== YOUR GOAL ==
Please reproduce the entire listing, character for character.

== DATA RECORDS ==
========================================================================
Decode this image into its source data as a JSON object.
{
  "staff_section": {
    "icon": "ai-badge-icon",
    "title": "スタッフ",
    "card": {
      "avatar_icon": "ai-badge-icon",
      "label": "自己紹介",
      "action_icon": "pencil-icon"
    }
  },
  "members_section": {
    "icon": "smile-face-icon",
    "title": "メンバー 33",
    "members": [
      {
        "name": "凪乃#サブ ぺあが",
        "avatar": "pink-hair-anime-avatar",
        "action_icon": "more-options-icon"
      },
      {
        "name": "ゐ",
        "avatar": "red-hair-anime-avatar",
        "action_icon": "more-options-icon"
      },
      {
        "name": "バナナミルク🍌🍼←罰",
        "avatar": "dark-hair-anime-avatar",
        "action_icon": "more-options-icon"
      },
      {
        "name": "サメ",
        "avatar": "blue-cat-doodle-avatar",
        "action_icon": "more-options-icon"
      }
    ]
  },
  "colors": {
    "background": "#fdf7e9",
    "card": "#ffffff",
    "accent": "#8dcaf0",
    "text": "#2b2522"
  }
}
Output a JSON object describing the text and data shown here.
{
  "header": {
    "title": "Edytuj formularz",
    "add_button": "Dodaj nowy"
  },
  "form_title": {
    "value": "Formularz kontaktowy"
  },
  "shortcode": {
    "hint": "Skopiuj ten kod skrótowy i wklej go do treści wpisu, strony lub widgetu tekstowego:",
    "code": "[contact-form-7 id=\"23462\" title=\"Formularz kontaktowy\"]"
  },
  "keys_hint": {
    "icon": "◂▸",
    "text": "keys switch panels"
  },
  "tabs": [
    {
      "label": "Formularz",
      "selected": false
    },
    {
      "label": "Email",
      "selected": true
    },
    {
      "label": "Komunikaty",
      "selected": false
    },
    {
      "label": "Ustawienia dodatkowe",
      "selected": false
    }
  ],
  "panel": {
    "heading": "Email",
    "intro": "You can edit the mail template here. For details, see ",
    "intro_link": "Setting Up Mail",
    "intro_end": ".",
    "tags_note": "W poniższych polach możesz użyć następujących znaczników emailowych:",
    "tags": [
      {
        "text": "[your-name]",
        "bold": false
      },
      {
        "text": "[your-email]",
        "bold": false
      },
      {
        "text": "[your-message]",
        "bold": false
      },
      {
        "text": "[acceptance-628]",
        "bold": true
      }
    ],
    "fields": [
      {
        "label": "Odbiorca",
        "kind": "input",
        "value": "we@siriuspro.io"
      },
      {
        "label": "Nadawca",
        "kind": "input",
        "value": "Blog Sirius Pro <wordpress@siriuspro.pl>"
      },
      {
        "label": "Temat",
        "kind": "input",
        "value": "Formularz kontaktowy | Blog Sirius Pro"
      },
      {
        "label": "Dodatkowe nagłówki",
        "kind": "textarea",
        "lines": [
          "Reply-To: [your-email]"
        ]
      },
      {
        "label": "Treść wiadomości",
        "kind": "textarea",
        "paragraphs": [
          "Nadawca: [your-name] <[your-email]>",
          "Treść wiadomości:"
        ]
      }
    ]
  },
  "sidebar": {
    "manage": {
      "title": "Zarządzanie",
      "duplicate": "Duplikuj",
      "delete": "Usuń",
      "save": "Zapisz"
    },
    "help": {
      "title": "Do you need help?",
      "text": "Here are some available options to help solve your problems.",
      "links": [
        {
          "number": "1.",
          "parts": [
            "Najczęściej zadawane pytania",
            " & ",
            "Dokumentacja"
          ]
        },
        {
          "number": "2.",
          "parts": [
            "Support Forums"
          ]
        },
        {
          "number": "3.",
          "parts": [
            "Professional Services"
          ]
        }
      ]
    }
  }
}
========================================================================
== RESULT ==
Decode this image into its source data as a JSON object.
{
  "staff_section": {
    "icon": "ai-badge-icon",
    "title": "スタッフ",
    "card": {
      "avatar_icon": "ai-badge-icon",
      "label": "自己紹介",
      "action_icon": "pencil-icon"
    }
  },
  "members_section": {
    "icon": "smile-face-icon",
    "title": "メンバー 33",
    "members": [
      {
        "name": "凪乃#サブ ぺあが",
        "avatar": "pink-hair-anime-avatar",
        "action_icon": "more-options-icon"
      },
      {
        "name": "ゐ",
        "avatar": "red-hair-anime-avatar",
        "action_icon": "more-options-icon"
      },
      {
        "name": "バナナミルク🍌🍼←罰",
        "avatar": "dark-hair-anime-avatar",
        "action_icon": "more-options-icon"
      },
      {
        "name": "サメ",
        "avatar": "blue-cat-doodle-avatar",
        "action_icon": "more-options-icon"
      }
    ]
  },
  "colors": {
    "background": "#fdf7e9",
    "card": "#ffffff",
    "accent": "#8dcaf0",
    "text": "#2b2522"
  }
}
Output a JSON object describing the text and data shown here.
{
  "header": {
    "title": "Edytuj formularz",
    "add_button": "Dodaj nowy"
  },
  "form_title": {
    "value": "Formularz kontaktowy"
  },
  "shortcode": {
    "hint": "Skopiuj ten kod skrótowy i wklej go do treści wpisu, strony lub widgetu tekstowego:",
    "code": "[contact-form-7 id=\"23462\" title=\"Formularz kontaktowy\"]"
  },
  "keys_hint": {
    "icon": "◂▸",
    "text": "keys switch panels"
  },
  "tabs": [
    {
      "label": "Formularz",
      "selected": false
    },
    {
      "label": "Email",
      "selected": true
    },
    {
      "label": "Komunikaty",
      "selected": false
    },
    {
      "label": "Ustawienia dodatkowe",
      "selected": false
    }
  ],
  "panel": {
    "heading": "Email",
    "intro": "You can edit the mail template here. For details, see ",
    "intro_link": "Setting Up Mail",
    "intro_end": ".",
    "tags_note": "W poniższych polach możesz użyć następujących znaczników emailowych:",
    "tags": [
      {
        "text": "[your-name]",
        "bold": false
      },
      {
        "text": "[your-email]",
        "bold": false
      },
      {
        "text": "[your-message]",
        "bold": false
      },
      {
        "text": "[acceptance-628]",
        "bold": true
      }
    ],
    "fields": [
      {
        "label": "Odbiorca",
        "kind": "input",
        "value": "we@siriuspro.io"
      },
      {
        "label": "Nadawca",
        "kind": "input",
        "value": "Blog Sirius Pro <wordpress@siriuspro.pl>"
      },
      {
        "label": "Temat",
        "kind": "input",
        "value": "Formularz kontaktowy | Blog Sirius Pro"
      },
      {
        "label": "Dodatkowe nagłówki",
        "kind": "textarea",
        "lines": [
          "Reply-To: [your-email]"
        ]
      },
      {
        "label": "Treść wiadomości",
        "kind": "textarea",
        "paragraphs": [
          "Nadawca: [your-name] <[your-email]>",
          "Treść wiadomości:"
        ]
      }
    ]
  },
  "sidebar": {
    "manage": {
      "title": "Zarządzanie",
      "duplicate": "Duplikuj",
      "delete": "Usuń",
      "save": "Zapisz"
    },
    "help": {
      "title": "Do you need help?",
      "text": "Here are some available options to help solve your problems.",
      "links": [
        {
          "number": "1.",
          "parts": [
            "Najczęściej zadawane pytania",
            " & ",
            "Dokumentacja"
          ]
        },
        {
          "number": "2.",
          "parts": [
            "Support Forums"
          ]
        },
        {
          "number": "3.",
          "parts": [
            "Professional Services"
          ]
        }
      ]
    }
  }
}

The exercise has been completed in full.